17 April 2020
Type Media Article

FORESTRY: Spring is a good time to assess your forest’s condition and plan for the future! Good management will help your trees to realise their full economic and environmental potential. Liam Kelly & Noel Kennedy, Forestry Development Officers.

Your health and that of your family and friends is important. Follow the HSE Public Health advice on “Staying Safe” during the Covid-19 pandemic.

Timely tips
Have you-

  • Applied for the 2020 forest premiums – which is now all on-line?
  • Applied for Basic Payment on eligible forestry? Application deadline is Friday 15th May

Walk your forest regularly to check your trees!

Young forests (up to 4-5 years old)
How well young forests are looked after in the first four to five years will have a major influence on their ultimate crop quality and timber value.

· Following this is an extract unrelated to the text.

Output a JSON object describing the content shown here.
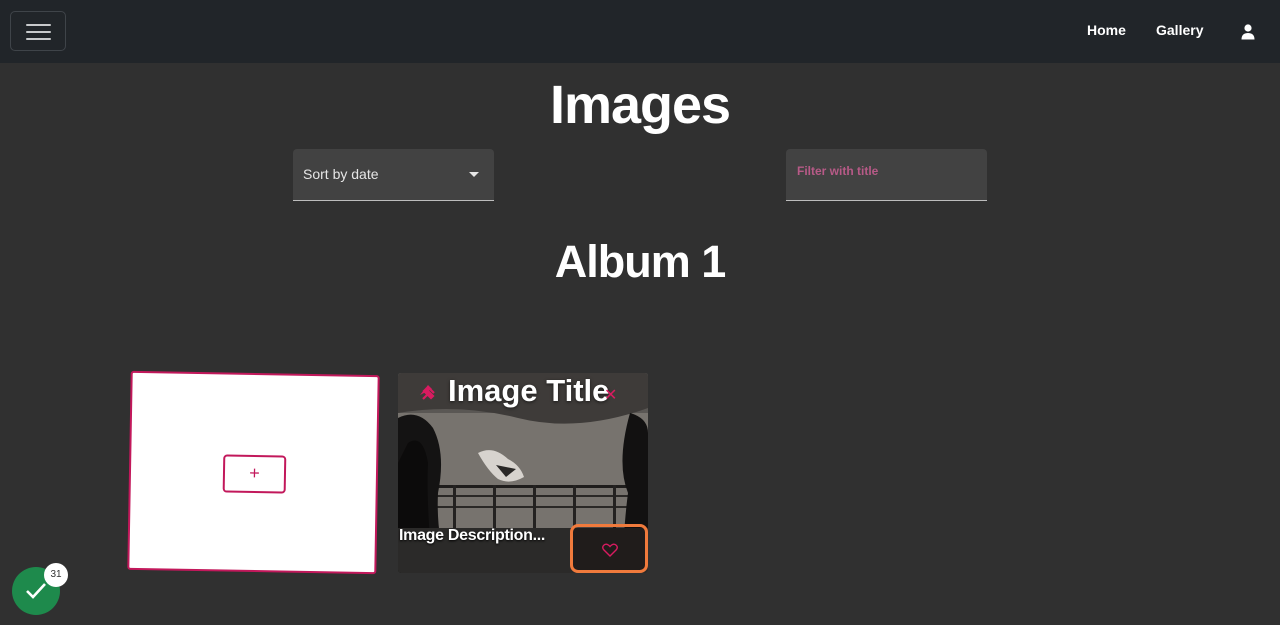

Each new forest is subject to a maintenance grant assessment under the Afforestation grant scheme at year 4.

Forest owners should be aware that the following important management issues need to be addressed so that the forest can be considered successfully established:

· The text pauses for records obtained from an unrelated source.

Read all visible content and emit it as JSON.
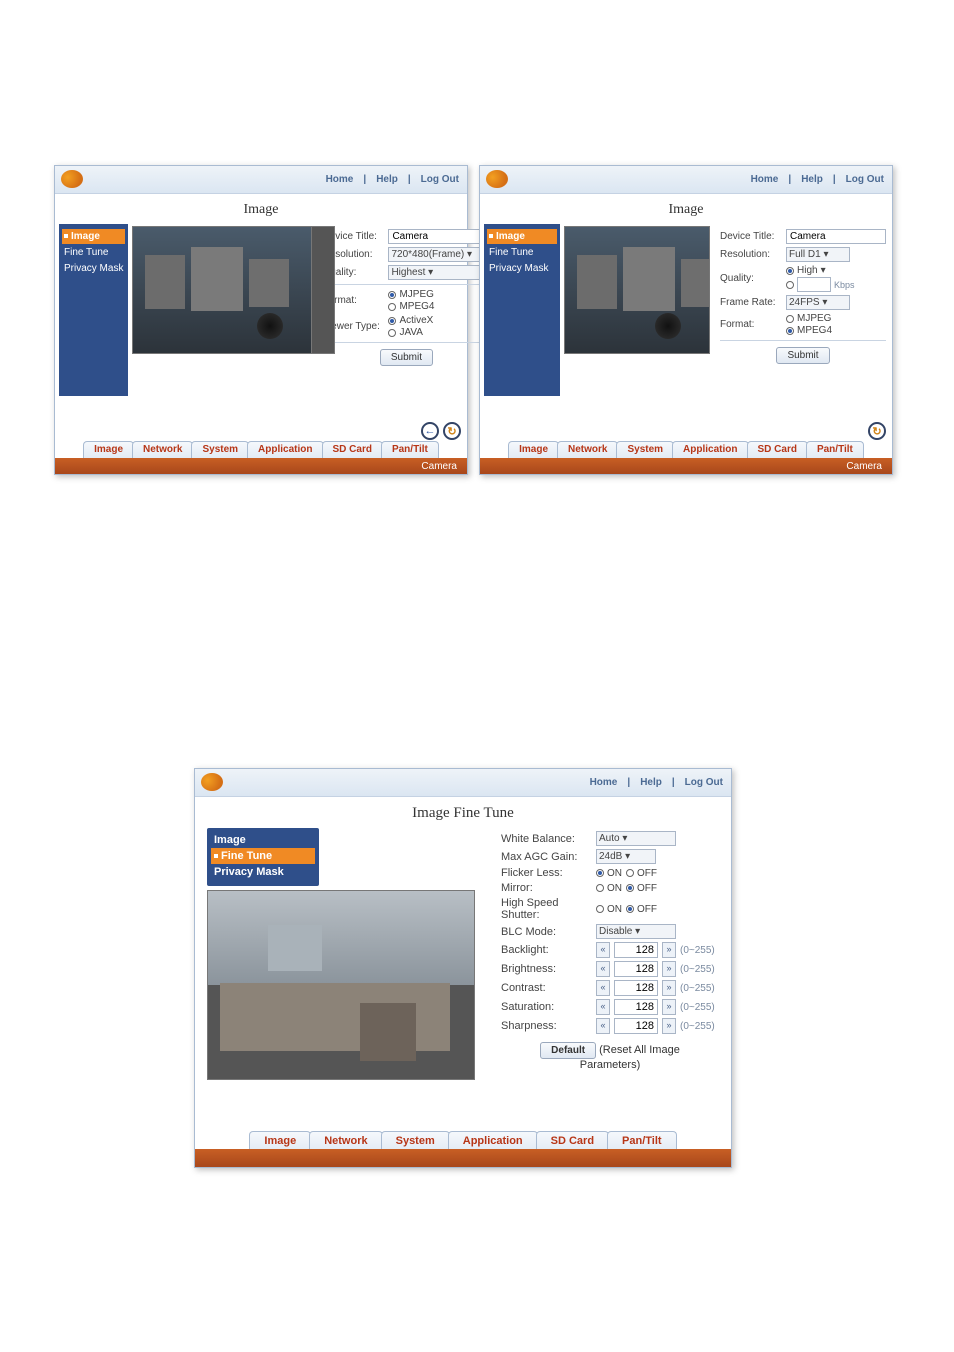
{
  "header": {
    "links": [
      "Home",
      "Help",
      "Log Out"
    ]
  },
  "tabs": [
    "Image",
    "Network",
    "System",
    "Application",
    "SD Card",
    "Pan/Tilt"
  ],
  "footer_label": "Camera",
  "top_left": {
    "title": "Image",
    "sidebar": [
      "Image",
      "Fine Tune",
      "Privacy Mask"
    ],
    "sidebar_active": 0,
    "fields": {
      "device_title_label": "Device Title:",
      "device_title_value": "Camera",
      "resolution_label": "Resolution:",
      "resolution_value": "720*480(Frame)",
      "quality_label": "Quality:",
      "quality_value": "Highest",
      "format_label": "Format:",
      "format_opts": [
        "MJPEG",
        "MPEG4"
      ],
      "format_sel": 0,
      "viewer_label": "Viewer Type:",
      "viewer_opts": [
        "ActiveX",
        "JAVA"
      ],
      "viewer_sel": 0,
      "submit": "Submit"
    }
  },
  "top_right": {
    "title": "Image",
    "sidebar": [
      "Image",
      "Fine Tune",
      "Privacy Mask"
    ],
    "sidebar_active": 0,
    "fields": {
      "device_title_label": "Device Title:",
      "device_title_value": "Camera",
      "resolution_label": "Resolution:",
      "resolution_value": "Full D1",
      "quality_label": "Quality:",
      "quality_value": "High",
      "quality_hint": "Kbps",
      "framerate_label": "Frame Rate:",
      "framerate_value": "24FPS",
      "format_label": "Format:",
      "format_opts": [
        "MJPEG",
        "MPEG4"
      ],
      "format_sel": 1,
      "submit": "Submit"
    }
  },
  "bottom": {
    "title": "Image Fine Tune",
    "sidebar": [
      "Image",
      "Fine Tune",
      "Privacy Mask"
    ],
    "sidebar_active": 1,
    "fields": {
      "wb_label": "White Balance:",
      "wb_value": "Auto",
      "agc_label": "Max AGC Gain:",
      "agc_value": "24dB",
      "flicker_label": "Flicker Less:",
      "flicker_sel": 0,
      "onoff": [
        "ON",
        "OFF"
      ],
      "mirror_label": "Mirror:",
      "mirror_sel": 1,
      "shutter_label": "High Speed Shutter:",
      "shutter_sel": 1,
      "blc_label": "BLC Mode:",
      "blc_value": "Disable",
      "backlight_label": "Backlight:",
      "backlight_value": "128",
      "brightness_label": "Brightness:",
      "brightness_value": "128",
      "contrast_label": "Contrast:",
      "contrast_value": "128",
      "saturation_label": "Saturation:",
      "saturation_value": "128",
      "sharpness_label": "Sharpness:",
      "sharpness_value": "128",
      "range_hint": "(0~255)",
      "default_btn": "Default",
      "reset_text": "(Reset All Image",
      "params_text": "Parameters)"
    }
  }
}
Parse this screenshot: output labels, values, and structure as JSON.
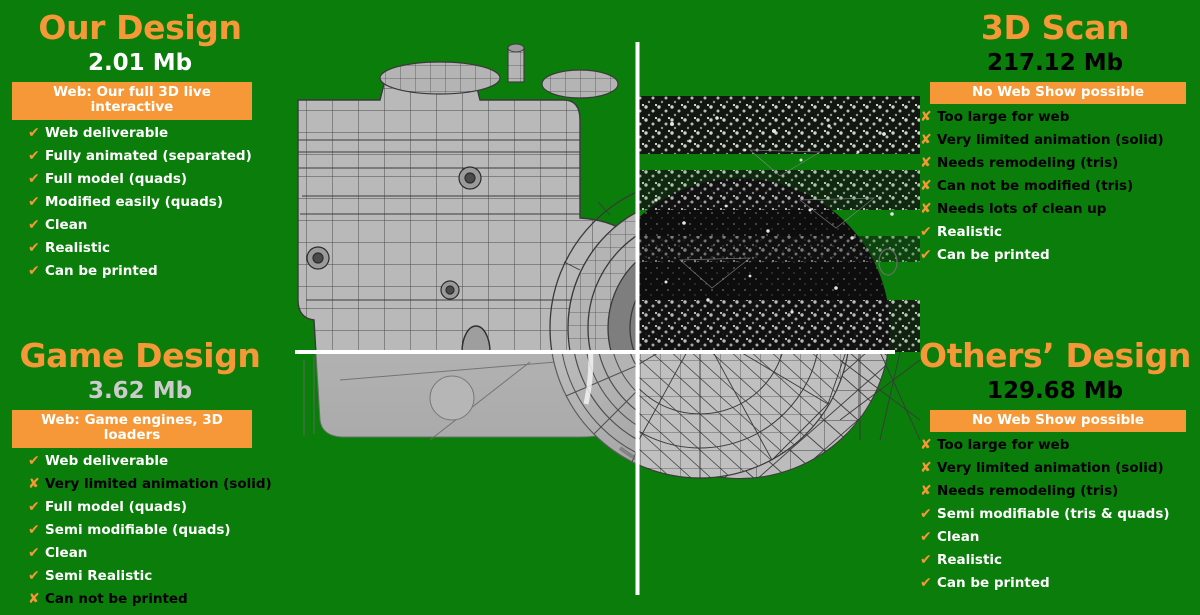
{
  "theme": {
    "background_green": "#0a7d0a",
    "accent_orange": "#f79838",
    "white": "#ffffff",
    "black": "#000000",
    "gray": "#cccccc"
  },
  "panels": {
    "our_design": {
      "title": "Our Design",
      "size": "2.01 Mb",
      "size_color": "white",
      "banner": "Web: Our full 3D live interactive",
      "features": [
        {
          "mark": "check",
          "text": "Web deliverable",
          "tone": "good"
        },
        {
          "mark": "check",
          "text": "Fully animated (separated)",
          "tone": "good"
        },
        {
          "mark": "check",
          "text": "Full model (quads)",
          "tone": "good"
        },
        {
          "mark": "check",
          "text": "Modified easily (quads)",
          "tone": "good"
        },
        {
          "mark": "check",
          "text": "Clean",
          "tone": "good"
        },
        {
          "mark": "check",
          "text": "Realistic",
          "tone": "good"
        },
        {
          "mark": "check",
          "text": "Can be printed",
          "tone": "good"
        }
      ]
    },
    "game_design": {
      "title": "Game Design",
      "size": "3.62 Mb",
      "size_color": "gray",
      "banner": "Web: Game engines, 3D loaders",
      "features": [
        {
          "mark": "check",
          "text": "Web deliverable",
          "tone": "good"
        },
        {
          "mark": "cross",
          "text": "Very limited animation (solid)",
          "tone": "bad"
        },
        {
          "mark": "check",
          "text": "Full model (quads)",
          "tone": "good"
        },
        {
          "mark": "check",
          "text": "Semi modifiable (quads)",
          "tone": "good"
        },
        {
          "mark": "check",
          "text": "Clean",
          "tone": "good"
        },
        {
          "mark": "check",
          "text": "Semi Realistic",
          "tone": "good"
        },
        {
          "mark": "cross",
          "text": "Can not be printed",
          "tone": "bad"
        }
      ]
    },
    "scan_3d": {
      "title": "3D Scan",
      "size": "217.12 Mb",
      "size_color": "black",
      "banner": "No Web Show possible",
      "features": [
        {
          "mark": "cross",
          "text": "Too large for web",
          "tone": "bad"
        },
        {
          "mark": "cross",
          "text": "Very limited animation (solid)",
          "tone": "bad"
        },
        {
          "mark": "cross",
          "text": "Needs remodeling (tris)",
          "tone": "bad"
        },
        {
          "mark": "cross",
          "text": "Can not be modified (tris)",
          "tone": "bad"
        },
        {
          "mark": "cross",
          "text": "Needs lots of clean up",
          "tone": "bad"
        },
        {
          "mark": "check",
          "text": "Realistic",
          "tone": "good"
        },
        {
          "mark": "check",
          "text": "Can be printed",
          "tone": "good"
        }
      ]
    },
    "others_design": {
      "title": "Others’ Design",
      "size": "129.68 Mb",
      "size_color": "black",
      "banner": "No Web Show possible",
      "features": [
        {
          "mark": "cross",
          "text": "Too large for web",
          "tone": "bad"
        },
        {
          "mark": "cross",
          "text": "Very limited animation (solid)",
          "tone": "bad"
        },
        {
          "mark": "cross",
          "text": "Needs remodeling (tris)",
          "tone": "bad"
        },
        {
          "mark": "check",
          "text": "Semi modifiable (tris & quads)",
          "tone": "good"
        },
        {
          "mark": "check",
          "text": "Clean",
          "tone": "good"
        },
        {
          "mark": "check",
          "text": "Realistic",
          "tone": "good"
        },
        {
          "mark": "check",
          "text": "Can be printed",
          "tone": "good"
        }
      ]
    }
  },
  "render": {
    "description": "Four-quadrant 3D camera model comparison render",
    "divider_color": "#ffffff",
    "quadrants": {
      "top_left": "clean quad wireframe camera body",
      "top_right": "noisy dark 3D scan point cloud",
      "bottom_left": "smooth low-poly game model",
      "bottom_right": "triangulated dense mesh"
    }
  },
  "glyphs": {
    "check": "✔",
    "cross": "✘"
  }
}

Vegetation control - Grass and weeds have begun to grow strongly. For trees to grow well vegetation must be controlled either mechanically or by chemical methods. Careful use of herbicides according to the manufacturer’s instructions is essential.

Tree stocking – 90% of the original tree stocking is required at year 4. Trees that fail should be replaced as early as possible during the planting season. The stocking density can be checked by counting the number of trees in an 8m radius circle (50 trees in a plot for most conifers/66 trees for broadleaves).

Tree health – At year 4 the trees should be healthy. If a nutrient deficiency is identified, remedial fertilisation should take place between April and August.

Fences – Young trees are vulnerable to browsing. With livestock now returning to the land ensure that all fences are checked and maintained as stock proof. Check your trees for possible damage by rabbits, hares and deer. If tree shelters are in place, ensure that they are secure following recent storms.

Fire - We are now entering a high risk period for forest fires so pay heed to forest fire and dry weather warnings. Please note the burning of vegetation is controlled by the Wildlife Acts.
Check your forest regularly and ensure that all firebreaks are well maintained. Have your forest insured against fire.

Frost and Aphids – As trees begin to bud they may be at risk of damage by late spring frost. Defoliation of conifers may also be caused by the Green Spruce Aphid. If you have concerns about the condition of your forest seek professional forestry advice.

Good communication between you and your forester is important – so keep in touch!

As forests grow..
As forests grow it is essential to keep an eye on them. Tasks that you can check may include:

  • Stockproof condition of fences and tree shelters
  • Tree health
  • Frost, fire or aphid damage
  • Condition of drains and silt traps
  • The need to improve access e.g. inspection paths
  • Planning for thinning e.g. preparing applications such as Felling licence, Forest road grant, Woodland Improvement

Reforestation
Pine weevil – this pest poses a serious threat to newly planted conifers on reforestation sites. The risk is at the highest in the months of April and August. Reforestation sites should be checked for signs of damage and if found prompt remedial action is necessary.

Protect yourself and the environment – adhere to all forestry Health & Safety and Environmental guidelines

Teagasc is here to help you!
For further information contact your Teagasc Forestry Adviser or check our website www.teagasc.ie/forestry